Required work: Word for word, restate the entries below and exclude every image.
━━━━
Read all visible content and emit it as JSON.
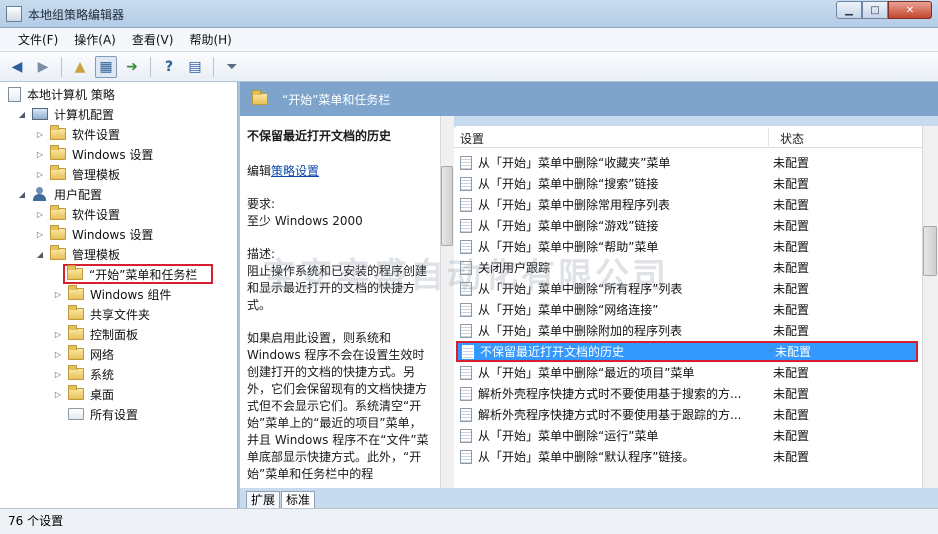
{
  "window": {
    "title": "本地组策略编辑器"
  },
  "menu": [
    "文件(F)",
    "操作(A)",
    "查看(V)",
    "帮助(H)"
  ],
  "toolbar": {
    "icons": [
      "back-arrow-icon",
      "forward-arrow-icon",
      "up-folder-icon",
      "show-hide-tree-icon",
      "export-list-icon",
      "help-icon",
      "properties-icon",
      "filter-icon"
    ]
  },
  "tree": {
    "root": "本地计算机 策略",
    "computer": "计算机配置",
    "computer_children": [
      "软件设置",
      "Windows 设置",
      "管理模板"
    ],
    "user": "用户配置",
    "user_children": [
      "软件设置",
      "Windows 设置",
      "管理模板"
    ],
    "admin_children": [
      "“开始”菜单和任务栏",
      "Windows 组件",
      "共享文件夹",
      "控制面板",
      "网络",
      "系统",
      "桌面",
      "所有设置"
    ]
  },
  "panel": {
    "header": "“开始”菜单和任务栏"
  },
  "description": {
    "title": "不保留最近打开文档的历史",
    "edit_prefix": "编辑",
    "edit_link": "策略设置",
    "req_label": "要求:",
    "req_value": "至少 Windows 2000",
    "desc_label": "描述:",
    "desc_text": "阻止操作系统和已安装的程序创建和显示最近打开的文档的快捷方式。",
    "desc_text2": "如果启用此设置，则系统和 Windows 程序不会在设置生效时创建打开的文档的快捷方式。另外，它们会保留现有的文档快捷方式但不会显示它们。系统清空“开始”菜单上的“最近的项目”菜单，并且 Windows 程序不在“文件”菜单底部显示快捷方式。此外，“开始”菜单和任务栏中的程"
  },
  "list": {
    "col_setting": "设置",
    "col_state": "状态",
    "rows": [
      {
        "name": "从「开始」菜单中删除“收藏夹”菜单",
        "state": "未配置"
      },
      {
        "name": "从「开始」菜单中删除“搜索”链接",
        "state": "未配置"
      },
      {
        "name": "从「开始」菜单中删除常用程序列表",
        "state": "未配置"
      },
      {
        "name": "从「开始」菜单中删除“游戏”链接",
        "state": "未配置"
      },
      {
        "name": "从「开始」菜单中删除“帮助”菜单",
        "state": "未配置"
      },
      {
        "name": "关闭用户跟踪",
        "state": "未配置"
      },
      {
        "name": "从「开始」菜单中删除“所有程序”列表",
        "state": "未配置"
      },
      {
        "name": "从「开始」菜单中删除“网络连接”",
        "state": "未配置"
      },
      {
        "name": "从「开始」菜单中删除附加的程序列表",
        "state": "未配置"
      },
      {
        "name": "不保留最近打开文档的历史",
        "state": "未配置"
      },
      {
        "name": "从「开始」菜单中删除“最近的项目”菜单",
        "state": "未配置"
      },
      {
        "name": "解析外壳程序快捷方式时不要使用基于搜索的方...",
        "state": "未配置"
      },
      {
        "name": "解析外壳程序快捷方式时不要使用基于跟踪的方...",
        "state": "未配置"
      },
      {
        "name": "从「开始」菜单中删除“运行”菜单",
        "state": "未配置"
      },
      {
        "name": "从「开始」菜单中删除“默认程序”链接。",
        "state": "未配置"
      }
    ]
  },
  "tabs": [
    "扩展",
    "标准"
  ],
  "status": "76 个设置",
  "watermark": "宝安实盛自动化有限公司"
}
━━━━
Exercise output:
Read all visible content and emit it as JSON.
{
  "window": {
    "title": "本地组策略编辑器"
  },
  "menu": [
    "文件(F)",
    "操作(A)",
    "查看(V)",
    "帮助(H)"
  ],
  "toolbar": {
    "icons": [
      "back-arrow-icon",
      "forward-arrow-icon",
      "up-folder-icon",
      "show-hide-tree-icon",
      "export-list-icon",
      "help-icon",
      "properties-icon",
      "filter-icon"
    ]
  },
  "tree": {
    "root": "本地计算机 策略",
    "computer": "计算机配置",
    "computer_children": [
      "软件设置",
      "Windows 设置",
      "管理模板"
    ],
    "user": "用户配置",
    "user_children": [
      "软件设置",
      "Windows 设置",
      "管理模板"
    ],
    "admin_children": [
      "“开始”菜单和任务栏",
      "Windows 组件",
      "共享文件夹",
      "控制面板",
      "网络",
      "系统",
      "桌面",
      "所有设置"
    ]
  },
  "panel": {
    "header": "“开始”菜单和任务栏"
  },
  "description": {
    "title": "不保留最近打开文档的历史",
    "edit_prefix": "编辑",
    "edit_link": "策略设置",
    "req_label": "要求:",
    "req_value": "至少 Windows 2000",
    "desc_label": "描述:",
    "desc_text": "阻止操作系统和已安装的程序创建和显示最近打开的文档的快捷方式。",
    "desc_text2": "如果启用此设置，则系统和 Windows 程序不会在设置生效时创建打开的文档的快捷方式。另外，它们会保留现有的文档快捷方式但不会显示它们。系统清空“开始”菜单上的“最近的项目”菜单，并且 Windows 程序不在“文件”菜单底部显示快捷方式。此外，“开始”菜单和任务栏中的程"
  },
  "list": {
    "col_setting": "设置",
    "col_state": "状态",
    "rows": [
      {
        "name": "从「开始」菜单中删除“收藏夹”菜单",
        "state": "未配置"
      },
      {
        "name": "从「开始」菜单中删除“搜索”链接",
        "state": "未配置"
      },
      {
        "name": "从「开始」菜单中删除常用程序列表",
        "state": "未配置"
      },
      {
        "name": "从「开始」菜单中删除“游戏”链接",
        "state": "未配置"
      },
      {
        "name": "从「开始」菜单中删除“帮助”菜单",
        "state": "未配置"
      },
      {
        "name": "关闭用户跟踪",
        "state": "未配置"
      },
      {
        "name": "从「开始」菜单中删除“所有程序”列表",
        "state": "未配置"
      },
      {
        "name": "从「开始」菜单中删除“网络连接”",
        "state": "未配置"
      },
      {
        "name": "从「开始」菜单中删除附加的程序列表",
        "state": "未配置"
      },
      {
        "name": "不保留最近打开文档的历史",
        "state": "未配置"
      },
      {
        "name": "从「开始」菜单中删除“最近的项目”菜单",
        "state": "未配置"
      },
      {
        "name": "解析外壳程序快捷方式时不要使用基于搜索的方...",
        "state": "未配置"
      },
      {
        "name": "解析外壳程序快捷方式时不要使用基于跟踪的方...",
        "state": "未配置"
      },
      {
        "name": "从「开始」菜单中删除“运行”菜单",
        "state": "未配置"
      },
      {
        "name": "从「开始」菜单中删除“默认程序”链接。",
        "state": "未配置"
      }
    ]
  },
  "tabs": [
    "扩展",
    "标准"
  ],
  "status": "76 个设置",
  "watermark": "宝安实盛自动化有限公司"
}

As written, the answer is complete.